2003 Seattle Annual Meeting (November 2–5, 2003)

Paper No. 8
Presentation Time: 10:20 AM


BENDA, Lee1, ANDRAS, Kevin1 and MILLER, Daniel2, (1)Earth Systems Institute, 310 N. Mt. Shasta Blvd., Suite 6, Mt. Shasta, CA 96067, (2)Earth Systems Institute, 3040 NW 57th St, Seattle, WA 98107, leebenda@aol.com
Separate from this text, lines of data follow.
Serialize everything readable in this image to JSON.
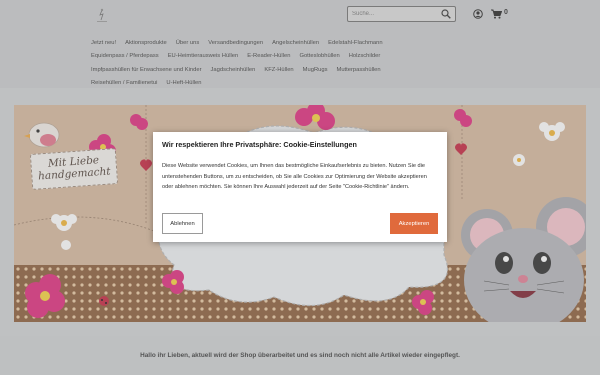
{
  "colors": {
    "accent": "#e06a3c",
    "banner_bg": "#d3b49a",
    "header_bg": "#c9cbcd"
  },
  "header": {
    "search": {
      "placeholder": "Suche..."
    },
    "cart": {
      "count": "0"
    }
  },
  "nav": {
    "rows": [
      [
        "Jetzt neu!",
        "Aktionsprodukte",
        "Über uns",
        "Versandbedingungen",
        "Angelscheinhüllen",
        "Edelstahl-Flachmann"
      ],
      [
        "Equidenpass / Pferdepass",
        "EU-Heimtierausweis Hüllen",
        "E-Reader-Hüllen",
        "Gotteslobhüllen",
        "Holzschilder"
      ],
      [
        "Impfpasshüllen für Erwachsene und Kinder",
        "Jagdscheinhüllen",
        "KFZ-Hüllen",
        "MugRugs",
        "Mutterpasshüllen"
      ],
      [
        "Reisehüllen / Familienetui",
        "U-Heft-Hüllen"
      ]
    ]
  },
  "banner": {
    "text_line1": "Mit Liebe",
    "text_line2": "handgemacht"
  },
  "cookie": {
    "title": "Wir respektieren Ihre Privatsphäre: Cookie-Einstellungen",
    "body": "Diese Website verwendet Cookies, um Ihnen das bestmögliche Einkaufserlebnis zu bieten. Nutzen Sie die untenstehenden Buttons, um zu entscheiden, ob Sie alle Cookies zur Optimierung der Website akzeptieren oder ablehnen möchten. Sie können Ihre Auswahl jederzeit auf der Seite \"Cookie-Richtlinie\" ändern.",
    "decline_label": "Ablehnen",
    "accept_label": "Akzeptieren"
  },
  "notice": {
    "text": "Hallo ihr Lieben, aktuell wird der Shop überarbeitet und es sind noch nicht alle Artikel wieder eingepflegt."
  }
}
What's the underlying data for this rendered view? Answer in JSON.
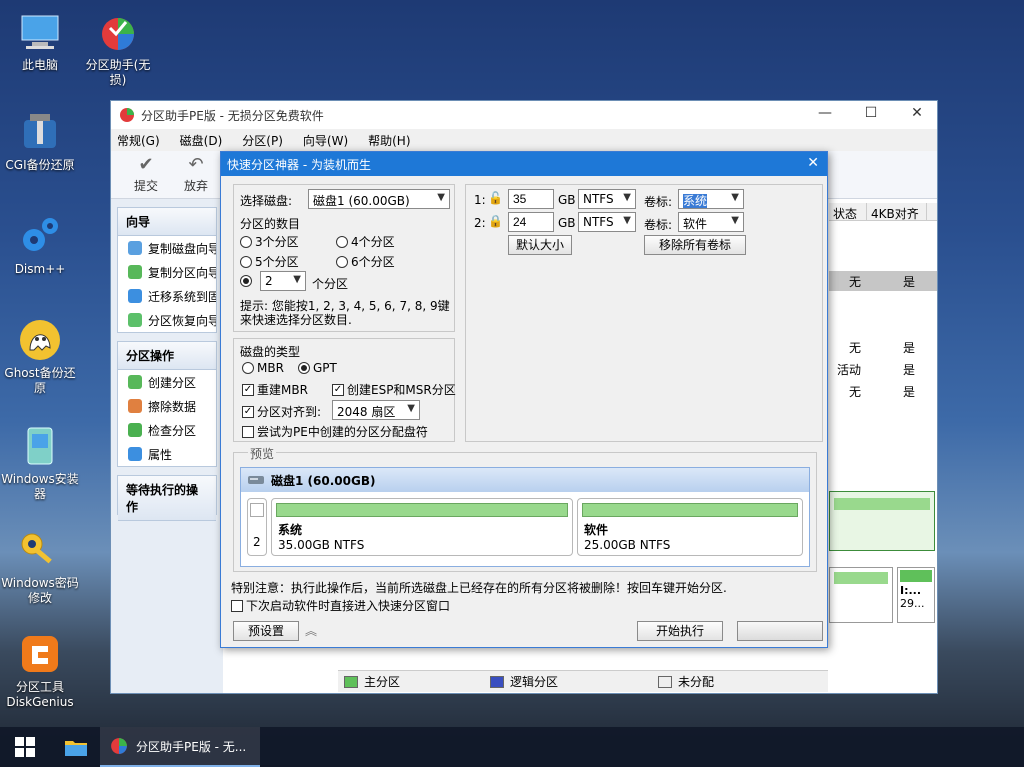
{
  "desktop": {
    "icons": [
      {
        "label": "此电脑"
      },
      {
        "label": "分区助手(无损)"
      },
      {
        "label": "CGI备份还原"
      },
      {
        "label": "Dism++"
      },
      {
        "label": "Ghost备份还原"
      },
      {
        "label": "Windows安装器"
      },
      {
        "label": "Windows密码修改"
      },
      {
        "label": "分区工具DiskGenius"
      }
    ]
  },
  "mainwindow": {
    "title": "分区助手PE版 - 无损分区免费软件",
    "controls": {
      "min": "—",
      "max": "☐",
      "close": "✕"
    },
    "menu": [
      "常规(G)",
      "磁盘(D)",
      "分区(P)",
      "向导(W)",
      "帮助(H)"
    ],
    "toolbar": {
      "submit": "提交",
      "discard": "放弃"
    },
    "left": {
      "wizard": {
        "title": "向导",
        "items": [
          "复制磁盘向导",
          "复制分区向导",
          "迁移系统到固",
          "分区恢复向导"
        ]
      },
      "ops": {
        "title": "分区操作",
        "items": [
          "创建分区",
          "擦除数据",
          "检查分区",
          "属性"
        ]
      },
      "pending": {
        "title": "等待执行的操作"
      }
    },
    "table": {
      "headers": [
        "状态",
        "4KB对齐"
      ],
      "rows": [
        [
          "无",
          "是"
        ],
        [
          "无",
          "是"
        ],
        [
          "活动",
          "是"
        ],
        [
          "无",
          "是"
        ]
      ]
    },
    "mini_disk_label": {
      "line1": "I:...",
      "line2": "29..."
    },
    "statusbar": {
      "primary": "主分区",
      "logical": "逻辑分区",
      "unalloc": "未分配"
    }
  },
  "dialog": {
    "title": "快速分区神器 - 为装机而生",
    "close": "✕",
    "select_disk_label": "选择磁盘:",
    "disk_value": "磁盘1 (60.00GB)",
    "count_label": "分区的数目",
    "counts": {
      "c3": "3个分区",
      "c4": "4个分区",
      "c5": "5个分区",
      "c6": "6个分区"
    },
    "custom_count": "2",
    "custom_suffix": "个分区",
    "hint": "提示: 您能按1, 2, 3, 4, 5, 6, 7, 8, 9键来快速选择分区数目.",
    "disk_type_label": "磁盘的类型",
    "mbr": "MBR",
    "gpt": "GPT",
    "rebuild_mbr": "重建MBR",
    "create_esp": "创建ESP和MSR分区",
    "align_label": "分区对齐到:",
    "align_value": "2048 扇区",
    "try_letter": "尝试为PE中创建的分区分配盘符",
    "partitions": [
      {
        "index": "1:",
        "size": "35",
        "unit": "GB",
        "fs": "NTFS",
        "label_title": "卷标:",
        "label": "系统"
      },
      {
        "index": "2:",
        "size": "24",
        "unit": "GB",
        "fs": "NTFS",
        "label_title": "卷标:",
        "label": "软件"
      }
    ],
    "default_size_btn": "默认大小",
    "remove_labels_btn": "移除所有卷标",
    "preview_label": "预览",
    "preview": {
      "disk_title": "磁盘1 (60.00GB)",
      "count": "2",
      "parts": [
        {
          "name": "系统",
          "detail": "35.00GB NTFS"
        },
        {
          "name": "软件",
          "detail": "25.00GB NTFS"
        }
      ]
    },
    "warning": "特别注意：执行此操作后，当前所选磁盘上已经存在的所有分区将被删除！按回车键开始分区.",
    "startup_check": "下次启动软件时直接进入快速分区窗口",
    "preset_btn": "预设置",
    "start_btn": "开始执行"
  },
  "taskbar": {
    "app_label": "分区助手PE版 - 无..."
  }
}
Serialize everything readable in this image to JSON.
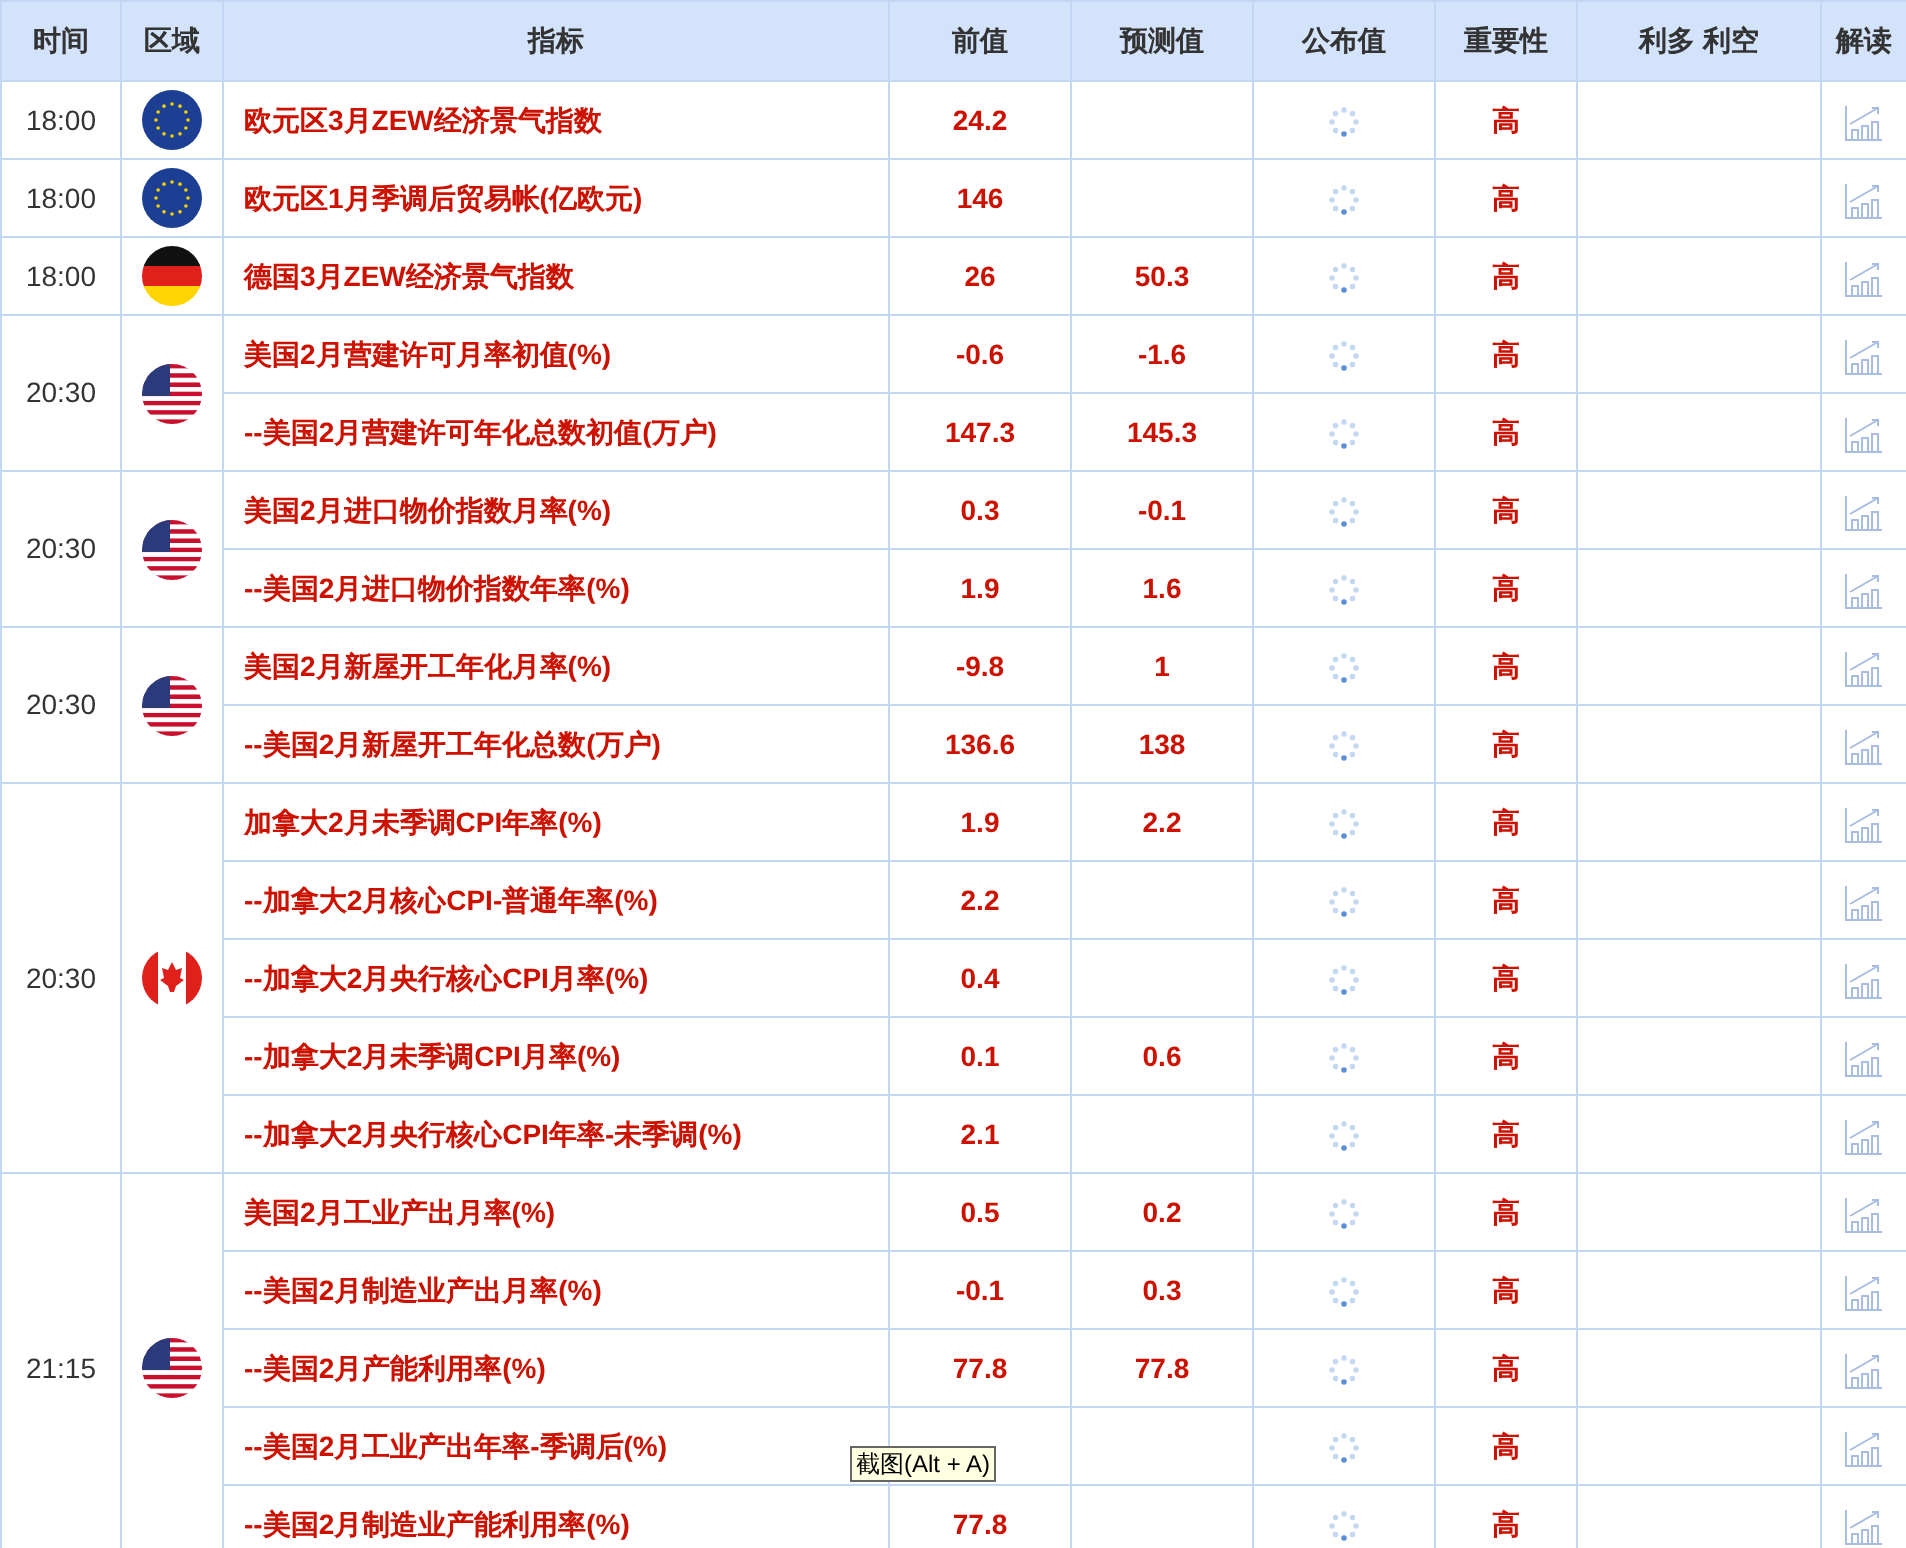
{
  "columns": [
    "时间",
    "区域",
    "指标",
    "前值",
    "预测值",
    "公布值",
    "重要性",
    "利多 利空",
    "解读"
  ],
  "groups": [
    {
      "time": "18:00",
      "kind": "eu",
      "rows": [
        {
          "indicator": "欧元区3月ZEW经济景气指数",
          "previous": "24.2",
          "importance": "高"
        }
      ]
    },
    {
      "time": "18:00",
      "kind": "eu",
      "rows": [
        {
          "indicator": "欧元区1月季调后贸易帐(亿欧元)",
          "previous": "146",
          "importance": "高"
        }
      ]
    },
    {
      "time": "18:00",
      "kind": "de",
      "rows": [
        {
          "indicator": "德国3月ZEW经济景气指数",
          "previous": "26",
          "forecast": "50.3",
          "importance": "高"
        }
      ]
    },
    {
      "time": "20:30",
      "kind": "us",
      "rows": [
        {
          "indicator": "美国2月营建许可月率初值(%)",
          "previous": "-0.6",
          "forecast": "-1.6",
          "importance": "高"
        },
        {
          "indicator": "--美国2月营建许可年化总数初值(万户)",
          "previous": "147.3",
          "forecast": "145.3",
          "importance": "高"
        }
      ]
    },
    {
      "time": "20:30",
      "kind": "us",
      "rows": [
        {
          "indicator": "美国2月进口物价指数月率(%)",
          "previous": "0.3",
          "forecast": "-0.1",
          "importance": "高"
        },
        {
          "indicator": "--美国2月进口物价指数年率(%)",
          "previous": "1.9",
          "forecast": "1.6",
          "importance": "高"
        }
      ]
    },
    {
      "time": "20:30",
      "kind": "us",
      "rows": [
        {
          "indicator": "美国2月新屋开工年化月率(%)",
          "previous": "-9.8",
          "forecast": "1",
          "importance": "高"
        },
        {
          "indicator": "--美国2月新屋开工年化总数(万户)",
          "previous": "136.6",
          "forecast": "138",
          "importance": "高"
        }
      ]
    },
    {
      "time": "20:30",
      "kind": "ca",
      "rows": [
        {
          "indicator": "加拿大2月未季调CPI年率(%)",
          "previous": "1.9",
          "forecast": "2.2",
          "importance": "高"
        },
        {
          "indicator": "--加拿大2月核心CPI-普通年率(%)",
          "previous": "2.2",
          "importance": "高"
        },
        {
          "indicator": "--加拿大2月央行核心CPI月率(%)",
          "previous": "0.4",
          "importance": "高"
        },
        {
          "indicator": "--加拿大2月未季调CPI月率(%)",
          "previous": "0.1",
          "forecast": "0.6",
          "importance": "高"
        },
        {
          "indicator": "--加拿大2月央行核心CPI年率-未季调(%)",
          "previous": "2.1",
          "importance": "高"
        }
      ]
    },
    {
      "time": "21:15",
      "kind": "us",
      "rows": [
        {
          "indicator": "美国2月工业产出月率(%)",
          "previous": "0.5",
          "forecast": "0.2",
          "importance": "高"
        },
        {
          "indicator": "--美国2月制造业产出月率(%)",
          "previous": "-0.1",
          "forecast": "0.3",
          "importance": "高"
        },
        {
          "indicator": "--美国2月产能利用率(%)",
          "previous": "77.8",
          "forecast": "77.8",
          "importance": "高"
        },
        {
          "indicator": "--美国2月工业产出年率-季调后(%)",
          "importance": "高"
        },
        {
          "indicator": "--美国2月制造业产能利用率(%)",
          "previous": "77.8",
          "importance": "高"
        }
      ]
    }
  ],
  "tooltip": "截图(Alt + A)"
}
Debris flows and gully erosion episodically flush sediment and wood stored in headwater channels, often building debris fans at low- to high order stream confluences and altering morphology of larger channels in humid and semi-arid environments. The tendency has been to treat debris flows and gully erosion as a threat to riverine ecosystems in managed landscapes and as an unknown in wilderness watersheds. Recent studies are indicating that episodic erosion acts as agents of habitat creation and morphological heterogeneity from headwaters to big rivers. Consequently, network geometry that organizes the distribution of channels in a basin, interacting with watershed disturbances, are important players in emerging paradigms in riverine ecology that focus on physical heterogeneity as sources of biological productivity and diversity. Influences of tributary confluences on morphology of mainstem channels include changes in gradient, substrate sizes, channel and floodplain widths, hydraulic geometry, and in sediment and wood storage. We reviewed 14 studies documenting confluence effects at 168 junctions spanning 6 orders of magnitude in drainage area. In both humid and semi-arid environments, large tributaries are required to create confluence effects in large rivers. A simple scaling relationship of tributary to mainstem drainage area reveals the control that basin shape exerts on network-wide effects of confluences. Oval shape basins favor confluence effects while rectilinear basins do not, and variations in network geometry cause deviation from this general tendency. The increasing separation of tributaries of increasing size downstream in many networks points to a geometric control on the changing spatial scale of riverine heterogeneity linked to confluences downstream in networks, with headwater streams driving the finest scale of heterogeneity in small to moderate mainstem channels. In addition, storms, fire, and floods trigger accelerated sediment supply that form and maintain debris flow, flash flood, and alluvial fans, and hence their morphological effects in rivers. The frequency and magnitude of fan forming events also scale with size of watersheds, indicating a spatio-temporal influence on the distribution of fan ages and therefore on the ability of fans to alter channel morphology.